Only California, New Jersey and the District of Columbia have implemented all of the state policies that research shows contribute to young children’s health and well-being during their first three years, according to a comprehensive new “roadmap” released earlier this month. “The more that kids come [to school] prepared, that sets their trajectory throughout their...
By Linda Jacobson | September 29, 2020
New report estimates school closures’ long-term impact on the U.S. economy at more than $14 trillion
This year’s school closures won’t just result in the loss of students’ academic skills; it could negatively impact the economy for the rest of the 21st century, new research predicts. In the U.S., for example, the closures could ultimately amount to a loss of almost $14.2 trillion over the next 80 years, according to the study,...
By Linda Jacobson | September 28, 2020
‘Confusion reigns’ for parents seeking child care and pre-K. But some experts don’t see Biden’s sprawling early-childhood plan as a fix
Few education policies have attracted bipartisan support quite like expanding young children’s access to preschool. Red states, such Alabama, are just as likely to have popular state-funded programs as blue states like New Jersey. But for all the talk about universal preschool in recent years, the numbers show most states remain far from realizing it....
By Linda Jacobson | September 17, 2020
Los Angeles superintendent calls $150M COVID-19 testing effort ‘necessary and appropriate,’ but what he really wants is a national plan
While the Los Angeles Unified School District is not opening its schools anytime soon, the system’s massive COVID-19 testing and tracing initiative could be the “missing piece” that will allow students to return to classrooms and keep them there, said Superintendent Austin Beutner.
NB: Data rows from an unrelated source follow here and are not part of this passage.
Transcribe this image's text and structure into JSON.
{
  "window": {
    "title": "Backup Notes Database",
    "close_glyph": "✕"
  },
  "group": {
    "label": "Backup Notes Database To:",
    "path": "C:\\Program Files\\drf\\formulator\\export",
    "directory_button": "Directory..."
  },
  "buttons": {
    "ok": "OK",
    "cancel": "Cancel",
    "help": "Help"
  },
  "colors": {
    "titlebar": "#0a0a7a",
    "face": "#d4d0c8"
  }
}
The $150 million-per-year program — involving multiple research and health care partners...
By Linda Jacobson | September 2, 2020
Charters were quicker to provide instruction, regular contact during closures, reports say. But that’s also how they ‘keep the kids,’ one expert explains
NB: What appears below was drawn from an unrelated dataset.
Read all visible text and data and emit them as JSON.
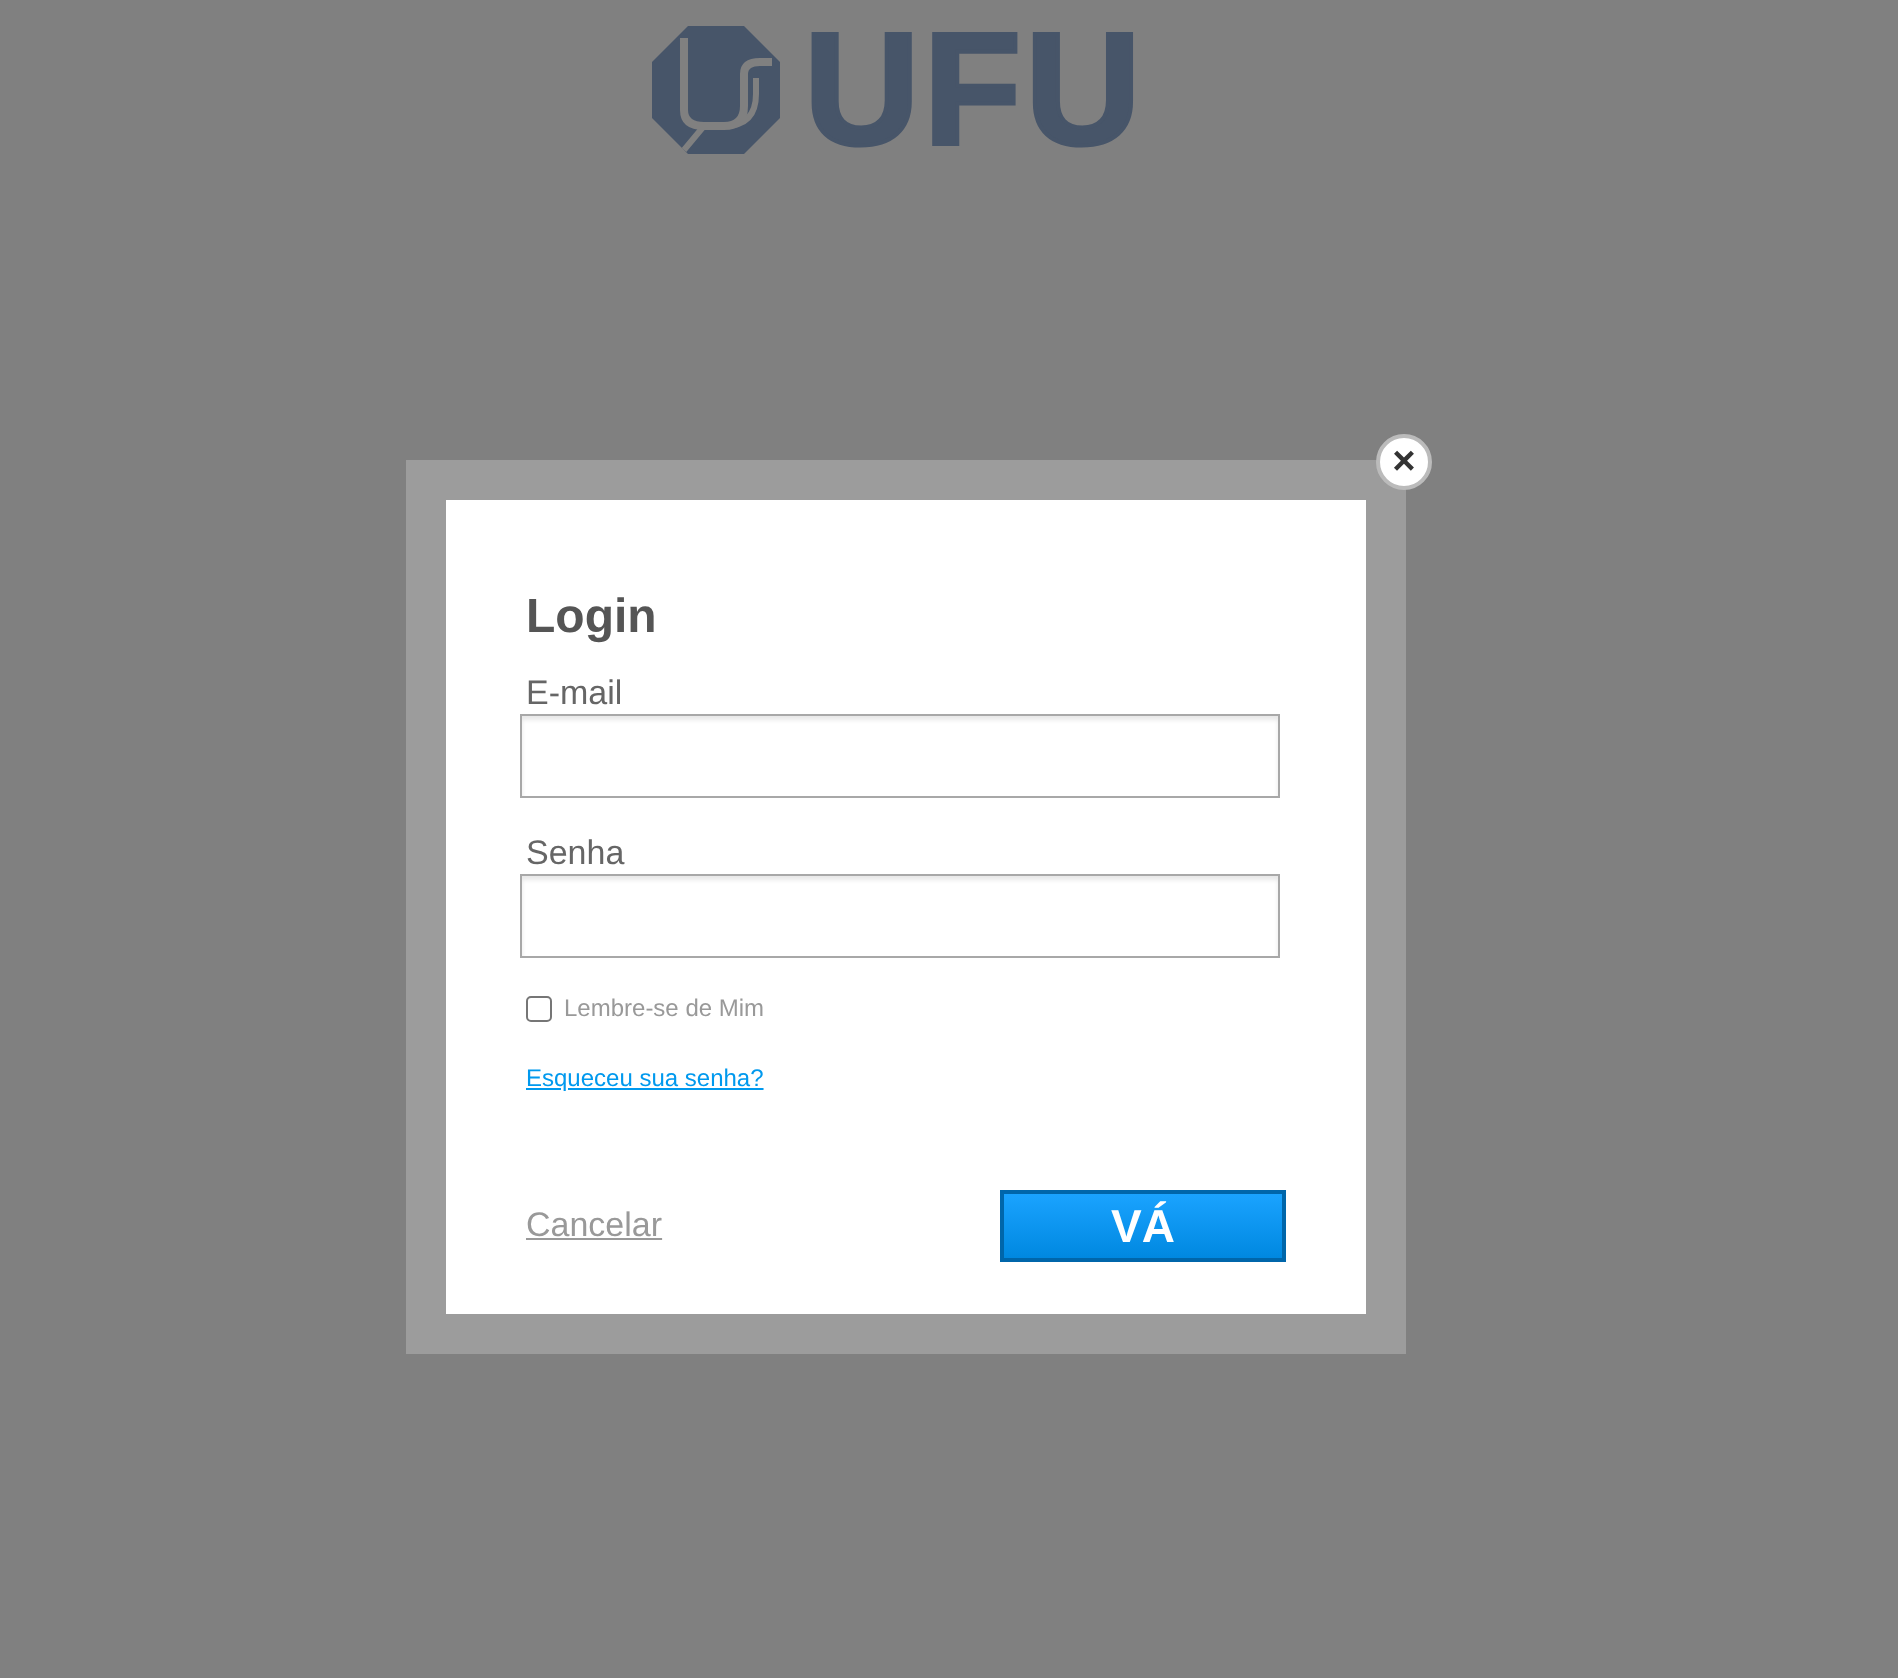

Charter schools appeared to follow a more routine class schedule and stay in closer contact with students and families following shutdowns than district schools, according to a new analysis out Tuesday from Public Impact and the National Alliance for Public Charter Schools. But similar percentages of both charter and district schools distributed devices to students, and districts...
By Linda Jacobson | August 31, 2020
With nation focused on reopening schools, Biden’s choice of Kamala Harris as running mate could renew attention on integration
Their heated exchange over school busing during a Democratic presidential debate last year was one of the more dramatic moments of the primary season. But now former Vice President Joe Biden and California Sen. Kamala Harris share the ticket and could make education a more defining issue in their effort to unseat President Donald Trump....
By Linda Jacobson | August 14, 2020
As distance learning pushes parents into pods, some look for ways to make the model more inclusive
Tyneisha Gibbs and a few friends in East Orange, New Jersey, were in the midst of organizing a child care co-op called Umi-verse when the coronavirus hit the U.S. But this summer, when it became clear that families were facing the prospect of another three months or more of school closures, they saw an opportunity....
By Linda Jacobson | August 12, 2020
Amid pandemic downturn, new research shows Great Recession hurt student test scores, widened achievement gaps & reduced college attendance
Despite a boost from federal stimulus funds, drops in state funding for education during the Great Recession effectively ended a 50-year upward trend in national reading and math scores, according to a paper appearing Tuesday in the journal Education Next. A $1,000 cut in per-pupil spending also led to a decline in the college enrollment...
By Linda Jacobson | August 5, 2020
New study reveals ‘devastating learning loss’ for youngest children, showing that preschool participation has fallen by half during pandemic — and may not improve in the fall
Preschool participation has fallen by half during the pandemic, according to new data from the National Institute for Early Education Research. And even with early educators’ efforts to connect with students remotely, few families have remained consistently involved. This “massive reduction in preschool attendance,” the report shows, affected all families regardless of race or ethnicity, parents’ educational...
By Linda Jacobson | August 3, 2020
Parents (and lawyers) say distance learning failed too many special education students. As fall approaches, families wonder if their children will lose another school year
Georgianna Kelman’s phone doesn’t stop ringing nowadays. A special education attorney in Los Angeles, Kelman currently represents 60 families in southern California with complaints that their children didn’t receive services they were entitled to when schools closed in the spring. “I can only imagine the bottleneck of litigation that is coming,” Kelman said. “I have...
By Linda Jacobson | July 30, 2020